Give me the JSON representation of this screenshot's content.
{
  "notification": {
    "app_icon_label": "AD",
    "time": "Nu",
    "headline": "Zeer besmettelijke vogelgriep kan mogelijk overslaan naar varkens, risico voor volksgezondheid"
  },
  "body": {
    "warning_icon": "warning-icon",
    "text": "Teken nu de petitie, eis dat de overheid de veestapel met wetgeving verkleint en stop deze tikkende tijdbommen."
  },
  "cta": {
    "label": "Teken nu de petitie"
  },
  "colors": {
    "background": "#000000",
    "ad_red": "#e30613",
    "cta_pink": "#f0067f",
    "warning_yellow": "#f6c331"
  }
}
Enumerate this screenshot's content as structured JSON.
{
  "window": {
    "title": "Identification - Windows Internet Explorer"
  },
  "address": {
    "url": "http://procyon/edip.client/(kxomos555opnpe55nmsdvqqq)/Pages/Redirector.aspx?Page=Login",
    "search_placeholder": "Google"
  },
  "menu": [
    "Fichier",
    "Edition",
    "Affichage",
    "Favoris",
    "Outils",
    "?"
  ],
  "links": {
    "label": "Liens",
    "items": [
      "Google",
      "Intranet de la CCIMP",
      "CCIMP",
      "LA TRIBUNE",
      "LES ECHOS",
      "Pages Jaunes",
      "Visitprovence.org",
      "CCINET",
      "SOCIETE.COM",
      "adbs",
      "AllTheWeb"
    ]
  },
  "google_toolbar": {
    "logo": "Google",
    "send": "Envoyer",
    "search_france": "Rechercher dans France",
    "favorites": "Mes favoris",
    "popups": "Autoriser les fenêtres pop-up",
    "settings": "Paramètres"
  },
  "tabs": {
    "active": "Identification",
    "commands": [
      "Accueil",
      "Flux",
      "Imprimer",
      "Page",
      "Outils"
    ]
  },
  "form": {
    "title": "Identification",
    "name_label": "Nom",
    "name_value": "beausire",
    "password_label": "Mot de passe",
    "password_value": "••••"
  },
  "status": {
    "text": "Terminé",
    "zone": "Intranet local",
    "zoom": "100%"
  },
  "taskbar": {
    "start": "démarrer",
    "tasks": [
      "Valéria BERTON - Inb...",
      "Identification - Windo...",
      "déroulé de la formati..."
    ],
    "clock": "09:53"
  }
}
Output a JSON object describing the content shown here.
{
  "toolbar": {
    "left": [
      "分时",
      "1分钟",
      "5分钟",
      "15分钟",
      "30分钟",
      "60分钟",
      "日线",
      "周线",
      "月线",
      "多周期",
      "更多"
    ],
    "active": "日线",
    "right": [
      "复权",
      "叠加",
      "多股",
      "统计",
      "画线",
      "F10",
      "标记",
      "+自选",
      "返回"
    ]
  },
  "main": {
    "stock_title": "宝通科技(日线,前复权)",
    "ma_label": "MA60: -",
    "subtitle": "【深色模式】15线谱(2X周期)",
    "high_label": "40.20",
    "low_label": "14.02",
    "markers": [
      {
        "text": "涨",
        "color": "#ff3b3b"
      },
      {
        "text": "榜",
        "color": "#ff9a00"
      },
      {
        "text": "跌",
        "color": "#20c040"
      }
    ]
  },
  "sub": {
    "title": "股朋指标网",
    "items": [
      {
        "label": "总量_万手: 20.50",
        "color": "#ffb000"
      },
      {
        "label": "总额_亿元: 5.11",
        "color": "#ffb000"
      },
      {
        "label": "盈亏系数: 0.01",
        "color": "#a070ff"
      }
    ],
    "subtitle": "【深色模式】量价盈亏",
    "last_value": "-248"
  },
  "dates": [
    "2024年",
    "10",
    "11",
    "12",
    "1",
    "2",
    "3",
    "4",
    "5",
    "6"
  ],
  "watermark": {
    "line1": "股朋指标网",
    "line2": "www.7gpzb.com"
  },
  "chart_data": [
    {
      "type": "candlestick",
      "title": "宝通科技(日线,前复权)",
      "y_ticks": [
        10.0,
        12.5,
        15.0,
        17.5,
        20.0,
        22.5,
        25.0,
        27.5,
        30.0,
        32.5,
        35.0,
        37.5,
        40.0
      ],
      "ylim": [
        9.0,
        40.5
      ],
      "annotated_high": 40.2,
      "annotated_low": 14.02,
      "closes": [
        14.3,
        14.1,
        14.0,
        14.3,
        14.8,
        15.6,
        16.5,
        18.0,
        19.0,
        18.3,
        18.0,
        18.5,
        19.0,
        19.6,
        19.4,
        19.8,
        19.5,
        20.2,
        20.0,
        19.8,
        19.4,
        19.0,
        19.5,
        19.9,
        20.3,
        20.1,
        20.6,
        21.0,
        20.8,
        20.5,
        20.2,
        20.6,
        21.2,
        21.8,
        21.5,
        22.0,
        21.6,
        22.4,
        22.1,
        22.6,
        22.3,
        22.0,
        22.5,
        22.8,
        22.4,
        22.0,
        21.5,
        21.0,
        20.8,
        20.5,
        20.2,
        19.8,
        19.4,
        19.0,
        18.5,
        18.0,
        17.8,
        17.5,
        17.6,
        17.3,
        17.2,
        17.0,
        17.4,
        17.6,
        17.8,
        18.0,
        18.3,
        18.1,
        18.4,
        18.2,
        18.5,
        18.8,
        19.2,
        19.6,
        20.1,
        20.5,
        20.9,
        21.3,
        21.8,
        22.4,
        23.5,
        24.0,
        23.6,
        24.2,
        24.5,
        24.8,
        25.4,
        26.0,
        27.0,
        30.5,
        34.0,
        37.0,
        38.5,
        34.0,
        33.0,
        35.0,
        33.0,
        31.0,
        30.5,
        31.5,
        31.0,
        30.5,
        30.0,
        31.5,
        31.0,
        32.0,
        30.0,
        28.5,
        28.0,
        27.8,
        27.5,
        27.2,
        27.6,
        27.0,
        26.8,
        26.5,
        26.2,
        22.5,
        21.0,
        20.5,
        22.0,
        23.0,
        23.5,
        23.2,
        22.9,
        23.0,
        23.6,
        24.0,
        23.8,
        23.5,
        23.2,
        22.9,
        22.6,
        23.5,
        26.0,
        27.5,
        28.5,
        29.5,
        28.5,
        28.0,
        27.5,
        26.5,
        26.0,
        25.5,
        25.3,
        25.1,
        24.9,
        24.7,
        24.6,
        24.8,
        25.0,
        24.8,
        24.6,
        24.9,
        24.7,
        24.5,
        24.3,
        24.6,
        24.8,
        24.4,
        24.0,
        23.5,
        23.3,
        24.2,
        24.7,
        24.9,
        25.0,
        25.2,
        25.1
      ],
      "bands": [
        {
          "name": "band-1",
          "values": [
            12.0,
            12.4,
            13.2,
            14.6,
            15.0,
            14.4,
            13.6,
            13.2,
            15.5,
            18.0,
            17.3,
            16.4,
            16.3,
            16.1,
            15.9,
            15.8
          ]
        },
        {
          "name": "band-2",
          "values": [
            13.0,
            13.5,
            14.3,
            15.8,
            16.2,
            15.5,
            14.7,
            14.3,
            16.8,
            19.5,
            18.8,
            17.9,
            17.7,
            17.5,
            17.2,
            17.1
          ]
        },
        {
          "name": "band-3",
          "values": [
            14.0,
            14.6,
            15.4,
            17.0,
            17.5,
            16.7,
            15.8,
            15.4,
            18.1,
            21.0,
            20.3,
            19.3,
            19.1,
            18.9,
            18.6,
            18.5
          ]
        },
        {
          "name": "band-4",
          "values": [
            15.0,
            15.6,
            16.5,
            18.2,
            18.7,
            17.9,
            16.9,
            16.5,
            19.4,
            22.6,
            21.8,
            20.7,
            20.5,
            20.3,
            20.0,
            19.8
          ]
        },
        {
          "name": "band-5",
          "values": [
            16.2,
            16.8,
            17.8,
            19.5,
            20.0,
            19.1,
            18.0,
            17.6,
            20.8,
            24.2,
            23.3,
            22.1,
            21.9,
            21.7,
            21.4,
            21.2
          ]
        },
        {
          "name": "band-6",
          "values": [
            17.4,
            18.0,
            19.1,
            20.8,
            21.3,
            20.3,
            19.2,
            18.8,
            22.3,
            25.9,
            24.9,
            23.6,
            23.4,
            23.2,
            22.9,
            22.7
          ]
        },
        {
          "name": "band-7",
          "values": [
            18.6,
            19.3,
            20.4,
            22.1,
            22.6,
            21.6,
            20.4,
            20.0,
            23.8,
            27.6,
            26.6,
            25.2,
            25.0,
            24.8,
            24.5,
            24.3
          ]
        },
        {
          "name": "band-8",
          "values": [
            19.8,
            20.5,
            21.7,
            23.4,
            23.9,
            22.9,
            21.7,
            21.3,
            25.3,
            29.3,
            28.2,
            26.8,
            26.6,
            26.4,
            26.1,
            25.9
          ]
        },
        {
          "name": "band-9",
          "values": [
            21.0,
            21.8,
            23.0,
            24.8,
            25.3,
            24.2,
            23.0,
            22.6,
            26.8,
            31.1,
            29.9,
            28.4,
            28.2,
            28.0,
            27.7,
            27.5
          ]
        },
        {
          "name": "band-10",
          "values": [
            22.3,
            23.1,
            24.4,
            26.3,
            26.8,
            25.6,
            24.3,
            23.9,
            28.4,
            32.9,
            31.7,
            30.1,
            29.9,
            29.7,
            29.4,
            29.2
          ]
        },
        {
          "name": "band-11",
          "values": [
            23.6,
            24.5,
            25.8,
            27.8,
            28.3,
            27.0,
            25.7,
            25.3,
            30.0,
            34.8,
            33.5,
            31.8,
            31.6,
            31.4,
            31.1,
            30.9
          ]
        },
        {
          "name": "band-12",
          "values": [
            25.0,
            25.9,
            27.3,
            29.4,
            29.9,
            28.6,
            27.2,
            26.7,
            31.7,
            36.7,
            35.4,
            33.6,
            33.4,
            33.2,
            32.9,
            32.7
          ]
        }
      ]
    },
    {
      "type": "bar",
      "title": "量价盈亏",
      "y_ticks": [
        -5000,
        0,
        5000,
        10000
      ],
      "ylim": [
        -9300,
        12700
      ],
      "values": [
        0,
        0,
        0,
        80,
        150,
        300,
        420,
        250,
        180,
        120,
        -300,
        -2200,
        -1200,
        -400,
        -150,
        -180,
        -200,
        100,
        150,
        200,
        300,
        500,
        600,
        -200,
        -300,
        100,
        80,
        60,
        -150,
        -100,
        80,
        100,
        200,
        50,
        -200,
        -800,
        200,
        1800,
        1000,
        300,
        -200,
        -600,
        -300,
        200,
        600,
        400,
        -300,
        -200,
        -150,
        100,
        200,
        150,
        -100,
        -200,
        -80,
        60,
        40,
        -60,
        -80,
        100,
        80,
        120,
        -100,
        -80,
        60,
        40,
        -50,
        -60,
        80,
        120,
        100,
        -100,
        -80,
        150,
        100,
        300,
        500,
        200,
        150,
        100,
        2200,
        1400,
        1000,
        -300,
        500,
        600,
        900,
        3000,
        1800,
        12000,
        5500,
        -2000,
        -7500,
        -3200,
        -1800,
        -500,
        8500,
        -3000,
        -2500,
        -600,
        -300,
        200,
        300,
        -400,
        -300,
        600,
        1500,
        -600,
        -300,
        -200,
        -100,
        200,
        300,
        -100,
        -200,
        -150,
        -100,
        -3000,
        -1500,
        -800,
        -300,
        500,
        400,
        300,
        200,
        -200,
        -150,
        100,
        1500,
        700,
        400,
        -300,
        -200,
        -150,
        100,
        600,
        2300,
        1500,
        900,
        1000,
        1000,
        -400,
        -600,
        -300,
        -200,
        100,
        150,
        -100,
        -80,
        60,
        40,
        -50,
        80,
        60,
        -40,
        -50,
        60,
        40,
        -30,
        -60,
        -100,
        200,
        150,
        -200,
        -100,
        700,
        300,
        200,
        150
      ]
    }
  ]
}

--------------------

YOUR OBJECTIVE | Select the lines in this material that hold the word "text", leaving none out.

EXERCISE RESULT |
    "text": "Teken nu de petitie, eis dat de overheid de veestapel met wetgeving verkleint en stop deze tikkende tijdbommen."
    "text": "Terminé",
        "text": "涨",
        "text": "榜",
        "text": "跌",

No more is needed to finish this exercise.